> _EXERCISE INSTRUCTIONS_: Search the data for the string "npiat" and extract every line where it appears.

(Data about app and page elements)

........

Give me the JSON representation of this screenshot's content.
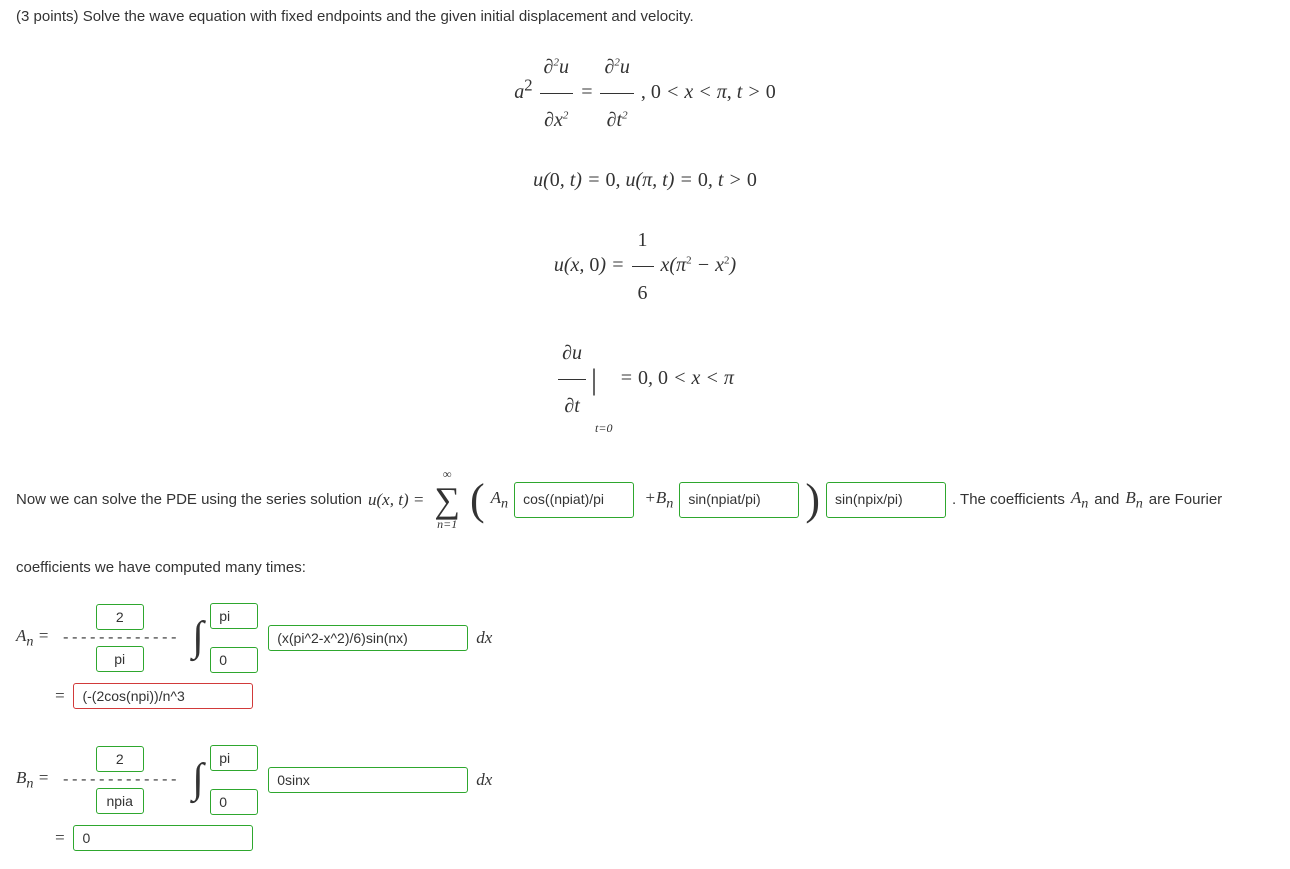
{
  "problem": {
    "points_label": "(3 points) Solve the wave equation with fixed endpoints and the given initial displacement and velocity.",
    "eq1": "a² ∂²u/∂x² = ∂²u/∂t² , 0 < x < π, t > 0",
    "eq2": "u(0, t) = 0, u(π, t) = 0, t > 0",
    "eq3": "u(x, 0) = (1/6) x(π² − x²)",
    "eq4": "∂u/∂t |_{t=0} = 0, 0 < x < π"
  },
  "narrative": {
    "part1": "Now we can solve the PDE using the series solution ",
    "series_lhs": "u(x, t) = ",
    "sum_upper": "∞",
    "sum_lower": "n=1",
    "An_label": "Aₙ",
    "cos_arg": "cos((npiat)/pi",
    "plus_Bn": " +Bₙ",
    "sin_arg": "sin(npiat/pi)",
    "outer_sin": "sin(npix/pi)",
    "part2": ". The coefficients ",
    "A_symbol": "Aₙ",
    "and_text": " and ",
    "B_symbol": "Bₙ",
    "part3": " are Fourier",
    "part4": "coefficients we have computed many times:"
  },
  "An": {
    "lhs": "Aₙ = ",
    "frac_num": "2",
    "frac_den": "pi",
    "int_upper": "pi",
    "int_lower": "0",
    "integrand": "(x(pi^2-x^2)/6)sin(nx)",
    "dx": "dx",
    "equals": "= ",
    "result": "(-(2cos(npi))/n^3"
  },
  "Bn": {
    "lhs": "Bₙ = ",
    "frac_num": "2",
    "frac_den": "npia",
    "int_upper": "pi",
    "int_lower": "0",
    "integrand": "0sinx",
    "dx": "dx",
    "equals": "= ",
    "result": "0"
  }
}
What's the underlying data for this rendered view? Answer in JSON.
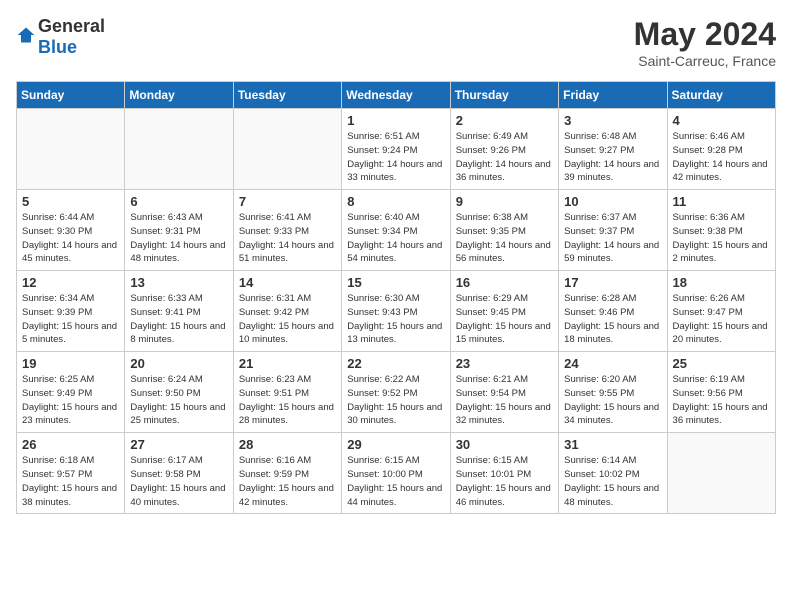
{
  "header": {
    "logo_general": "General",
    "logo_blue": "Blue",
    "title": "May 2024",
    "subtitle": "Saint-Carreuc, France"
  },
  "weekdays": [
    "Sunday",
    "Monday",
    "Tuesday",
    "Wednesday",
    "Thursday",
    "Friday",
    "Saturday"
  ],
  "weeks": [
    [
      {
        "day": "",
        "sunrise": "",
        "sunset": "",
        "daylight": ""
      },
      {
        "day": "",
        "sunrise": "",
        "sunset": "",
        "daylight": ""
      },
      {
        "day": "",
        "sunrise": "",
        "sunset": "",
        "daylight": ""
      },
      {
        "day": "1",
        "sunrise": "Sunrise: 6:51 AM",
        "sunset": "Sunset: 9:24 PM",
        "daylight": "Daylight: 14 hours and 33 minutes."
      },
      {
        "day": "2",
        "sunrise": "Sunrise: 6:49 AM",
        "sunset": "Sunset: 9:26 PM",
        "daylight": "Daylight: 14 hours and 36 minutes."
      },
      {
        "day": "3",
        "sunrise": "Sunrise: 6:48 AM",
        "sunset": "Sunset: 9:27 PM",
        "daylight": "Daylight: 14 hours and 39 minutes."
      },
      {
        "day": "4",
        "sunrise": "Sunrise: 6:46 AM",
        "sunset": "Sunset: 9:28 PM",
        "daylight": "Daylight: 14 hours and 42 minutes."
      }
    ],
    [
      {
        "day": "5",
        "sunrise": "Sunrise: 6:44 AM",
        "sunset": "Sunset: 9:30 PM",
        "daylight": "Daylight: 14 hours and 45 minutes."
      },
      {
        "day": "6",
        "sunrise": "Sunrise: 6:43 AM",
        "sunset": "Sunset: 9:31 PM",
        "daylight": "Daylight: 14 hours and 48 minutes."
      },
      {
        "day": "7",
        "sunrise": "Sunrise: 6:41 AM",
        "sunset": "Sunset: 9:33 PM",
        "daylight": "Daylight: 14 hours and 51 minutes."
      },
      {
        "day": "8",
        "sunrise": "Sunrise: 6:40 AM",
        "sunset": "Sunset: 9:34 PM",
        "daylight": "Daylight: 14 hours and 54 minutes."
      },
      {
        "day": "9",
        "sunrise": "Sunrise: 6:38 AM",
        "sunset": "Sunset: 9:35 PM",
        "daylight": "Daylight: 14 hours and 56 minutes."
      },
      {
        "day": "10",
        "sunrise": "Sunrise: 6:37 AM",
        "sunset": "Sunset: 9:37 PM",
        "daylight": "Daylight: 14 hours and 59 minutes."
      },
      {
        "day": "11",
        "sunrise": "Sunrise: 6:36 AM",
        "sunset": "Sunset: 9:38 PM",
        "daylight": "Daylight: 15 hours and 2 minutes."
      }
    ],
    [
      {
        "day": "12",
        "sunrise": "Sunrise: 6:34 AM",
        "sunset": "Sunset: 9:39 PM",
        "daylight": "Daylight: 15 hours and 5 minutes."
      },
      {
        "day": "13",
        "sunrise": "Sunrise: 6:33 AM",
        "sunset": "Sunset: 9:41 PM",
        "daylight": "Daylight: 15 hours and 8 minutes."
      },
      {
        "day": "14",
        "sunrise": "Sunrise: 6:31 AM",
        "sunset": "Sunset: 9:42 PM",
        "daylight": "Daylight: 15 hours and 10 minutes."
      },
      {
        "day": "15",
        "sunrise": "Sunrise: 6:30 AM",
        "sunset": "Sunset: 9:43 PM",
        "daylight": "Daylight: 15 hours and 13 minutes."
      },
      {
        "day": "16",
        "sunrise": "Sunrise: 6:29 AM",
        "sunset": "Sunset: 9:45 PM",
        "daylight": "Daylight: 15 hours and 15 minutes."
      },
      {
        "day": "17",
        "sunrise": "Sunrise: 6:28 AM",
        "sunset": "Sunset: 9:46 PM",
        "daylight": "Daylight: 15 hours and 18 minutes."
      },
      {
        "day": "18",
        "sunrise": "Sunrise: 6:26 AM",
        "sunset": "Sunset: 9:47 PM",
        "daylight": "Daylight: 15 hours and 20 minutes."
      }
    ],
    [
      {
        "day": "19",
        "sunrise": "Sunrise: 6:25 AM",
        "sunset": "Sunset: 9:49 PM",
        "daylight": "Daylight: 15 hours and 23 minutes."
      },
      {
        "day": "20",
        "sunrise": "Sunrise: 6:24 AM",
        "sunset": "Sunset: 9:50 PM",
        "daylight": "Daylight: 15 hours and 25 minutes."
      },
      {
        "day": "21",
        "sunrise": "Sunrise: 6:23 AM",
        "sunset": "Sunset: 9:51 PM",
        "daylight": "Daylight: 15 hours and 28 minutes."
      },
      {
        "day": "22",
        "sunrise": "Sunrise: 6:22 AM",
        "sunset": "Sunset: 9:52 PM",
        "daylight": "Daylight: 15 hours and 30 minutes."
      },
      {
        "day": "23",
        "sunrise": "Sunrise: 6:21 AM",
        "sunset": "Sunset: 9:54 PM",
        "daylight": "Daylight: 15 hours and 32 minutes."
      },
      {
        "day": "24",
        "sunrise": "Sunrise: 6:20 AM",
        "sunset": "Sunset: 9:55 PM",
        "daylight": "Daylight: 15 hours and 34 minutes."
      },
      {
        "day": "25",
        "sunrise": "Sunrise: 6:19 AM",
        "sunset": "Sunset: 9:56 PM",
        "daylight": "Daylight: 15 hours and 36 minutes."
      }
    ],
    [
      {
        "day": "26",
        "sunrise": "Sunrise: 6:18 AM",
        "sunset": "Sunset: 9:57 PM",
        "daylight": "Daylight: 15 hours and 38 minutes."
      },
      {
        "day": "27",
        "sunrise": "Sunrise: 6:17 AM",
        "sunset": "Sunset: 9:58 PM",
        "daylight": "Daylight: 15 hours and 40 minutes."
      },
      {
        "day": "28",
        "sunrise": "Sunrise: 6:16 AM",
        "sunset": "Sunset: 9:59 PM",
        "daylight": "Daylight: 15 hours and 42 minutes."
      },
      {
        "day": "29",
        "sunrise": "Sunrise: 6:15 AM",
        "sunset": "Sunset: 10:00 PM",
        "daylight": "Daylight: 15 hours and 44 minutes."
      },
      {
        "day": "30",
        "sunrise": "Sunrise: 6:15 AM",
        "sunset": "Sunset: 10:01 PM",
        "daylight": "Daylight: 15 hours and 46 minutes."
      },
      {
        "day": "31",
        "sunrise": "Sunrise: 6:14 AM",
        "sunset": "Sunset: 10:02 PM",
        "daylight": "Daylight: 15 hours and 48 minutes."
      },
      {
        "day": "",
        "sunrise": "",
        "sunset": "",
        "daylight": ""
      }
    ]
  ]
}
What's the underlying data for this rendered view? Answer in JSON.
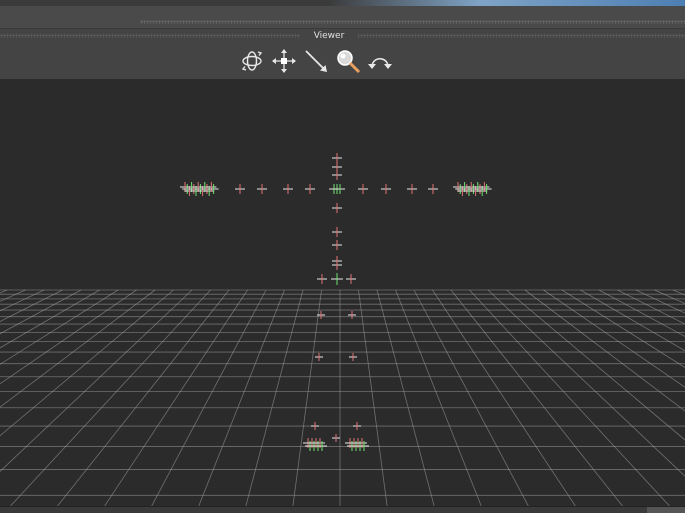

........

> _FINAL ANSWER_:
    "cos_arg": "cos((npiat)/pi",
    "sin_arg": "sin(npiat/pi)",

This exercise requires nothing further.